Trade Wars and the Silver Screen
Op-ed pages, political Web sites, and call-in radio shows were abuzz last spring with rants against the “outsourcing” of “U.S. jobs.” Most of those critiques were based on the notion that outsourcing is a one-way street: U.S. jobs go from Boise to Bombay, and American workers get nothing in return. But that view is inaccurate. As The Financial Times pointed out, the world economy offers lucrative opportunities for “in-sourcing” by other countries into the United States.
Consider the worldwide demand for the products of America’s “copyright” industries—e.g., computer software, music/sound recordings, and motion pictures—that account for a combined $90 billion in annual exports. Consumers abroad are outsourcing their demand to U.S. companies and creating work for Americans. Outsourcing, from this perspective, goes both ways.
Unfortunately, many foreign governments fear that outsourcing entertainment to America weakens their national identity and cohesion.

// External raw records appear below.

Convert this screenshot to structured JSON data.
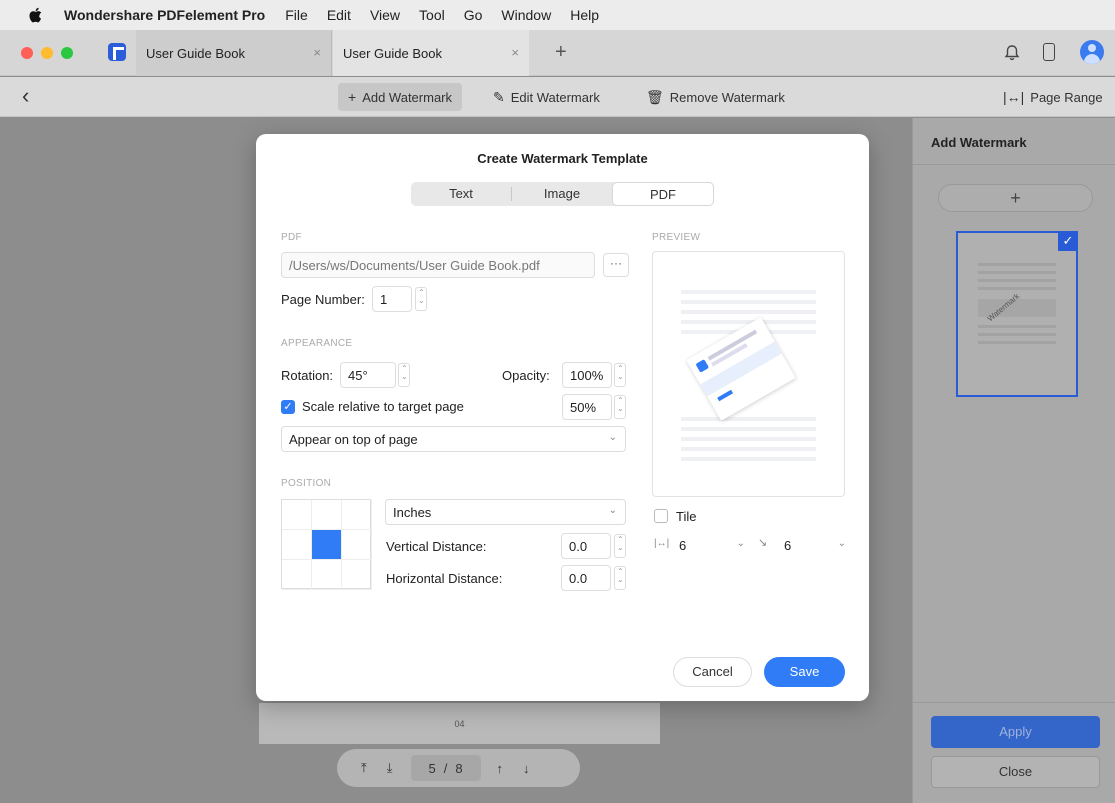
{
  "menubar": {
    "app_name": "Wondershare PDFelement Pro",
    "items": [
      "File",
      "Edit",
      "View",
      "Tool",
      "Go",
      "Window",
      "Help"
    ]
  },
  "tabs": [
    {
      "label": "User Guide Book",
      "close": "×"
    },
    {
      "label": "User Guide Book",
      "close": "×"
    }
  ],
  "new_tab": "+",
  "toolbar": {
    "back": "‹",
    "add_watermark": "Add Watermark",
    "edit_watermark": "Edit Watermark",
    "remove_watermark": "Remove Watermark",
    "page_range": "Page Range"
  },
  "document": {
    "page_label": "04",
    "pager": {
      "current": "5",
      "sep": "/",
      "total": "8"
    }
  },
  "right_panel": {
    "title": "Add Watermark",
    "add": "+",
    "thumb_text": "Watermark",
    "apply": "Apply",
    "close": "Close"
  },
  "dialog": {
    "title": "Create Watermark Template",
    "tabs": [
      "Text",
      "Image",
      "PDF"
    ],
    "active_tab": "PDF",
    "pdf_section": "PDF",
    "pdf_path": "/Users/ws/Documents/User Guide Book.pdf",
    "more": "···",
    "page_number_label": "Page Number:",
    "page_number": "1",
    "appearance_section": "APPEARANCE",
    "rotation_label": "Rotation:",
    "rotation": "45°",
    "opacity_label": "Opacity:",
    "opacity": "100%",
    "scale_checked": true,
    "scale_label": "Scale relative to target page",
    "scale": "50%",
    "layer": "Appear on top of page",
    "position_section": "POSITION",
    "units": "Inches",
    "vertical_label": "Vertical Distance:",
    "vertical": "0.0",
    "horizontal_label": "Horizontal Distance:",
    "horizontal": "0.0",
    "preview_section": "PREVIEW",
    "tile_label": "Tile",
    "tile_checked": false,
    "tile_h": "6",
    "tile_v": "6",
    "cancel": "Cancel",
    "save": "Save"
  },
  "colors": {
    "accent": "#2f7cf6",
    "dark_accent": "#2a5bd7"
  }
}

About 60 of those governments have formed an organization called the International Network on Culture Policy (INCP). The organization’s goal is to help governments implement policies that will encourage consumers to buy more locally produced culture, and less culture from America.
In their new book Blockbusters and Trade Wars, communications lawyer Peter S. Grant and journalist/writer Chris Wood—both Canadians—provide a detailed and sympathetic look into cultural protectionists’ arguments. (Canada is perhaps INCP’s strongest backer after France.) Grant and Wood acknowledge that globalization has produced “an unparalleled expansion in the distribution of books, television programs, and other cultural products worldwide.” They note that “on its face, this would seem to augur well for cultural diversity. There are seemingly more ideas, more pluralistic expression.” However, the authors see “disturbing signs” that the “concentration of media is growing apace around the world,” producing a dwindling group of mainly American corporate “gatekeepers”—a trend that will “reduce choice rather expand it.” They worry in particular that this concentration will reduce opportunities for “local cultural expression.”

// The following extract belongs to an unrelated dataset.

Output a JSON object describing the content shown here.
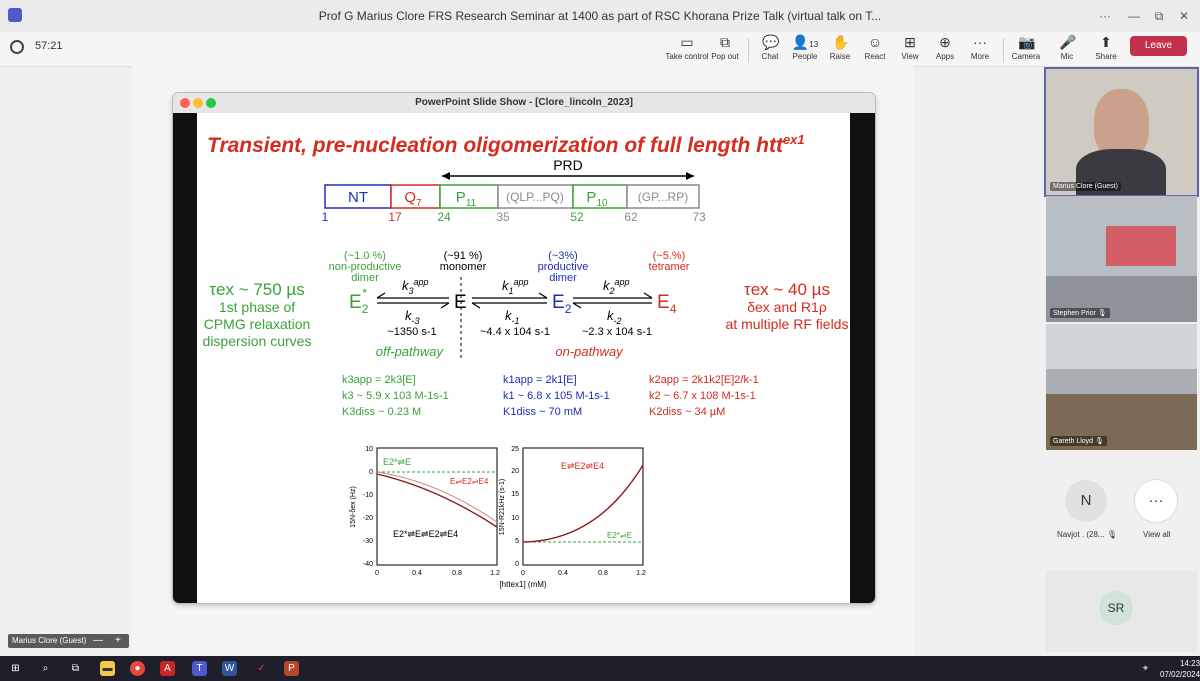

The bulk of Blockbusters consists of case studies of governments using political means “to sustain or develop a broad range of popular cultural products, without undermining freedom of expression.” What forms should those policies take? Here is a partial list: supporting public broadcasting, making reasonable scheduling or expenditure requirements of private broadcasters and other gatekeepers, supporting the creation of popular works in underrepresented genres through subsidies or tax incentives, and limiting foreign ownership in certain sectors. If that list seems like clumsy statism, that is because it is.
One sentence from the book lays bare the zero-sum mentality driving the anti-outsourcing backlash both in America and abroad. “A Canadian estimate,” the authors write, “is that exhibition fees for Hollywood movies take some C$200 million a year out of [Canada].” This implies that an outflow of money from Canada to the United States represents a loss for Canada—a simplistic and short-sighted view.
The fact is that, overall, cultural trade between the United States and Canada produces mutual benefits. Yes, it is true that Canadians watch a lot of American movies—U.S. feature films annually take 85 percent of Canadian box office receipts. But there is more to the issue than the overwhelming popularity of American films. American studios produce—or outsource, to use that fashionable term—dozens of films in Canada each year, creating many jobs for Canadians. Canada’s federal government reports “total foreign location shooting in Canada” contributes as much as $1.2 billion (U.S.) annually to the Canadian economy. Again, outsourcing is a two-way street. Blockbusters briefly touches on this outsourcing to Canada, but prefers to see it as a triumph of interventionist Canadian “government policy”—not an example of mutual gains through a (relatively) free trade framework.
The policy wonk in me enjoyed reading Blockbusters—it is well-written and filled with detail, research, and nuance. Still, I feel that the authors could have dealt more extensively with those who support a laissez faire view of culture, such as Tyler Cowen of George Mason University or Nick Gillespie of Reason magazine. Blockbusters pays the two pundits’ arguments unduly short shrift.
But that is a minor quibble. One of my main concerns with Blockbusters is that it is too wonkish. The book could have been better organized had Grant and Wood presented the more technical sections on topics such as international trade law and various national tax policies as appendices. The same goes for the sections comparing different countries’ multi-layered cultural policies. Judicious use of appendices and footnotes would have allowed the authors to present their central thesis on globalization and culture more clearly and coherently, and to incorporate their trove comparative research without disruption the flow of their argument.
Grant and Wood, avowed believers in the idea that “the free flow of ideas across borders” enriches cultural diversity, have written a book that representatives of those cultural protectionist governments will read with gusto. American policymakers who plan on contesting this blatant protectionism will be well advised to read Blockbusters and Trade Wars also. By doing so, they can familiarize themselves with the protectionists’ views in advance of what promises to be an explosive debate.